I am therefore proud that, having been through that experience, Hartlepool folk from all backgrounds (political or otherwise) have fought to defend, stabilise and bring back services to Holdforth Road. We have a fight on our hands but we are certainly getting there and our hospital is nowhere near dead.

Next to the hospital, of course, is the wonderful Alice House Hospice serving the communities of Hartlepool and East Durham.

It really is a centre of excellence for caring for people with life limiting illnesses and deserves everyone’s support. On the April 28 it is running a fundraising event called the ‘Memory Stroll’, which starts at the Heugh Battery on the Headland and ends in Hartlepool.

Walkers are encouraged to raise sponsorship and registration forms can be obtained from the hospice and Co-op Funeralcare, Strathmore House, Stockton Road. It promises to be an excellent event and an informative stroll down memory lane.

Also starting from the Heugh Battery on Sunday, May 19, will be the great ‘Tommy to Tommy’ walk organised by local people responding to the museum’s bid to raise £5,000 to pay outstanding bills and help secure its future.

The sponsored walk will be from the Tommy silhouette at the Battery to the Tommy Statue in Seaham, and I have no doubt will draw a lot of support.

The museum is one of our most popular tourist attractions run by volunteers and the site of the only First World War battlefield in the country.

It is so important to our heritage and history that it simply deserves to be fully incorporated into the council’s tourism offer; including being included on all road signs indicating Hartlepool visitor attractions on our main highways and not just at the gates of the Headland.

As the town proudly pushes back against all the negativity produced by the likes of Channel Four’s ‘Skint Britain’, and with lots of regeneration going on in the town to draw visitors in, it’s about time the Battery shared equal footing with all of our other wonderful attractions and gets the backing it deserves to ensure its long term survival.

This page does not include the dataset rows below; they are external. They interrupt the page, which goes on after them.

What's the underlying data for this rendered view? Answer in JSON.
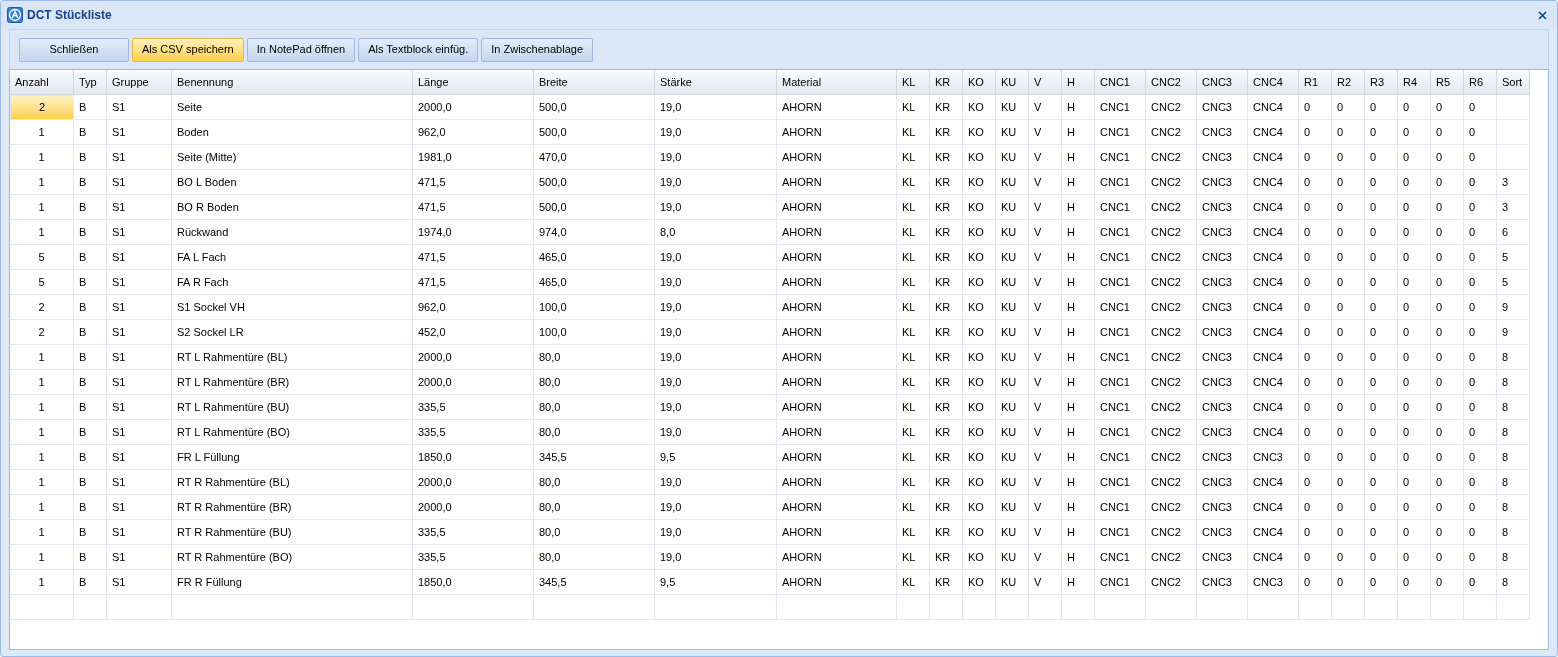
{
  "window": {
    "title": "DCT Stückliste"
  },
  "toolbar": [
    {
      "label": "Schließen",
      "highlighted": false
    },
    {
      "label": "Als CSV speichern",
      "highlighted": true
    },
    {
      "label": "In NotePad öffnen",
      "highlighted": false
    },
    {
      "label": "Als Textblock einfüg.",
      "highlighted": false
    },
    {
      "label": "In Zwischenablage",
      "highlighted": false
    }
  ],
  "table": {
    "columns": [
      "Anzahl",
      "Typ",
      "Gruppe",
      "Benennung",
      "Länge",
      "Breite",
      "Stärke",
      "Material",
      "KL",
      "KR",
      "KO",
      "KU",
      "V",
      "H",
      "CNC1",
      "CNC2",
      "CNC3",
      "CNC4",
      "R1",
      "R2",
      "R3",
      "R4",
      "R5",
      "R6",
      "Sort"
    ],
    "rows": [
      {
        "selected": true,
        "cells": [
          "2",
          "B",
          "S1",
          "Seite",
          "2000,0",
          "500,0",
          "19,0",
          "AHORN",
          "KL",
          "KR",
          "KO",
          "KU",
          "V",
          "H",
          "CNC1",
          "CNC2",
          "CNC3",
          "CNC4",
          "0",
          "0",
          "0",
          "0",
          "0",
          "0"
        ]
      },
      {
        "selected": false,
        "cells": [
          "1",
          "B",
          "S1",
          "Boden",
          "962,0",
          "500,0",
          "19,0",
          "AHORN",
          "KL",
          "KR",
          "KO",
          "KU",
          "V",
          "H",
          "CNC1",
          "CNC2",
          "CNC3",
          "CNC4",
          "0",
          "0",
          "0",
          "0",
          "0",
          "0"
        ]
      },
      {
        "selected": false,
        "cells": [
          "1",
          "B",
          "S1",
          "Seite (Mitte)",
          "1981,0",
          "470,0",
          "19,0",
          "AHORN",
          "KL",
          "KR",
          "KO",
          "KU",
          "V",
          "H",
          "CNC1",
          "CNC2",
          "CNC3",
          "CNC4",
          "0",
          "0",
          "0",
          "0",
          "0",
          "0"
        ]
      },
      {
        "selected": false,
        "cells": [
          "1",
          "B",
          "S1",
          "BO L Boden",
          "471,5",
          "500,0",
          "19,0",
          "AHORN",
          "KL",
          "KR",
          "KO",
          "KU",
          "V",
          "H",
          "CNC1",
          "CNC2",
          "CNC3",
          "CNC4",
          "0",
          "0",
          "0",
          "0",
          "0",
          "0",
          "3"
        ]
      },
      {
        "selected": false,
        "cells": [
          "1",
          "B",
          "S1",
          "BO R Boden",
          "471,5",
          "500,0",
          "19,0",
          "AHORN",
          "KL",
          "KR",
          "KO",
          "KU",
          "V",
          "H",
          "CNC1",
          "CNC2",
          "CNC3",
          "CNC4",
          "0",
          "0",
          "0",
          "0",
          "0",
          "0",
          "3"
        ]
      },
      {
        "selected": false,
        "cells": [
          "1",
          "B",
          "S1",
          "Rückwand",
          "1974,0",
          "974,0",
          "8,0",
          "AHORN",
          "KL",
          "KR",
          "KO",
          "KU",
          "V",
          "H",
          "CNC1",
          "CNC2",
          "CNC3",
          "CNC4",
          "0",
          "0",
          "0",
          "0",
          "0",
          "0",
          "6"
        ]
      },
      {
        "selected": false,
        "cells": [
          "5",
          "B",
          "S1",
          "FA L Fach",
          "471,5",
          "465,0",
          "19,0",
          "AHORN",
          "KL",
          "KR",
          "KO",
          "KU",
          "V",
          "H",
          "CNC1",
          "CNC2",
          "CNC3",
          "CNC4",
          "0",
          "0",
          "0",
          "0",
          "0",
          "0",
          "5"
        ]
      },
      {
        "selected": false,
        "cells": [
          "5",
          "B",
          "S1",
          "FA R Fach",
          "471,5",
          "465,0",
          "19,0",
          "AHORN",
          "KL",
          "KR",
          "KO",
          "KU",
          "V",
          "H",
          "CNC1",
          "CNC2",
          "CNC3",
          "CNC4",
          "0",
          "0",
          "0",
          "0",
          "0",
          "0",
          "5"
        ]
      },
      {
        "selected": false,
        "cells": [
          "2",
          "B",
          "S1",
          "S1 Sockel VH",
          "962,0",
          "100,0",
          "19,0",
          "AHORN",
          "KL",
          "KR",
          "KO",
          "KU",
          "V",
          "H",
          "CNC1",
          "CNC2",
          "CNC3",
          "CNC4",
          "0",
          "0",
          "0",
          "0",
          "0",
          "0",
          "9"
        ]
      },
      {
        "selected": false,
        "cells": [
          "2",
          "B",
          "S1",
          "S2 Sockel LR",
          "452,0",
          "100,0",
          "19,0",
          "AHORN",
          "KL",
          "KR",
          "KO",
          "KU",
          "V",
          "H",
          "CNC1",
          "CNC2",
          "CNC3",
          "CNC4",
          "0",
          "0",
          "0",
          "0",
          "0",
          "0",
          "9"
        ]
      },
      {
        "selected": false,
        "cells": [
          "1",
          "B",
          "S1",
          "RT L Rahmentüre (BL)",
          "2000,0",
          "80,0",
          "19,0",
          "AHORN",
          "KL",
          "KR",
          "KO",
          "KU",
          "V",
          "H",
          "CNC1",
          "CNC2",
          "CNC3",
          "CNC4",
          "0",
          "0",
          "0",
          "0",
          "0",
          "0",
          "8"
        ]
      },
      {
        "selected": false,
        "cells": [
          "1",
          "B",
          "S1",
          "RT L Rahmentüre (BR)",
          "2000,0",
          "80,0",
          "19,0",
          "AHORN",
          "KL",
          "KR",
          "KO",
          "KU",
          "V",
          "H",
          "CNC1",
          "CNC2",
          "CNC3",
          "CNC4",
          "0",
          "0",
          "0",
          "0",
          "0",
          "0",
          "8"
        ]
      },
      {
        "selected": false,
        "cells": [
          "1",
          "B",
          "S1",
          "RT L Rahmentüre (BU)",
          "335,5",
          "80,0",
          "19,0",
          "AHORN",
          "KL",
          "KR",
          "KO",
          "KU",
          "V",
          "H",
          "CNC1",
          "CNC2",
          "CNC3",
          "CNC4",
          "0",
          "0",
          "0",
          "0",
          "0",
          "0",
          "8"
        ]
      },
      {
        "selected": false,
        "cells": [
          "1",
          "B",
          "S1",
          "RT L Rahmentüre (BO)",
          "335,5",
          "80,0",
          "19,0",
          "AHORN",
          "KL",
          "KR",
          "KO",
          "KU",
          "V",
          "H",
          "CNC1",
          "CNC2",
          "CNC3",
          "CNC4",
          "0",
          "0",
          "0",
          "0",
          "0",
          "0",
          "8"
        ]
      },
      {
        "selected": false,
        "cells": [
          "1",
          "B",
          "S1",
          "FR L Füllung",
          "1850,0",
          "345,5",
          "9,5",
          "AHORN",
          "KL",
          "KR",
          "KO",
          "KU",
          "V",
          "H",
          "CNC1",
          "CNC2",
          "CNC3",
          "CNC3",
          "0",
          "0",
          "0",
          "0",
          "0",
          "0",
          "8"
        ]
      },
      {
        "selected": false,
        "cells": [
          "1",
          "B",
          "S1",
          "RT R Rahmentüre (BL)",
          "2000,0",
          "80,0",
          "19,0",
          "AHORN",
          "KL",
          "KR",
          "KO",
          "KU",
          "V",
          "H",
          "CNC1",
          "CNC2",
          "CNC3",
          "CNC4",
          "0",
          "0",
          "0",
          "0",
          "0",
          "0",
          "8"
        ]
      },
      {
        "selected": false,
        "cells": [
          "1",
          "B",
          "S1",
          "RT R Rahmentüre (BR)",
          "2000,0",
          "80,0",
          "19,0",
          "AHORN",
          "KL",
          "KR",
          "KO",
          "KU",
          "V",
          "H",
          "CNC1",
          "CNC2",
          "CNC3",
          "CNC4",
          "0",
          "0",
          "0",
          "0",
          "0",
          "0",
          "8"
        ]
      },
      {
        "selected": false,
        "cells": [
          "1",
          "B",
          "S1",
          "RT R Rahmentüre (BU)",
          "335,5",
          "80,0",
          "19,0",
          "AHORN",
          "KL",
          "KR",
          "KO",
          "KU",
          "V",
          "H",
          "CNC1",
          "CNC2",
          "CNC3",
          "CNC4",
          "0",
          "0",
          "0",
          "0",
          "0",
          "0",
          "8"
        ]
      },
      {
        "selected": false,
        "cells": [
          "1",
          "B",
          "S1",
          "RT R Rahmentüre (BO)",
          "335,5",
          "80,0",
          "19,0",
          "AHORN",
          "KL",
          "KR",
          "KO",
          "KU",
          "V",
          "H",
          "CNC1",
          "CNC2",
          "CNC3",
          "CNC4",
          "0",
          "0",
          "0",
          "0",
          "0",
          "0",
          "8"
        ]
      },
      {
        "selected": false,
        "cells": [
          "1",
          "B",
          "S1",
          "FR R Füllung",
          "1850,0",
          "345,5",
          "9,5",
          "AHORN",
          "KL",
          "KR",
          "KO",
          "KU",
          "V",
          "H",
          "CNC1",
          "CNC2",
          "CNC3",
          "CNC3",
          "0",
          "0",
          "0",
          "0",
          "0",
          "0",
          "8"
        ]
      }
    ]
  }
}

And on the subject of regeneration, it’s nice to see the Cameron’s Brewery Visitor Centre on the A689, Stockton Road, get a lick of paint and renamed the ‘Anchor Bar and Bottle Shop’. It goes without saying that you can enjoy a great pint of Strongarm there, but the historical brewery exhibition is truly a hidden gem and well worth a visit, as is the 12th century Stranton Church, literally just around the corner.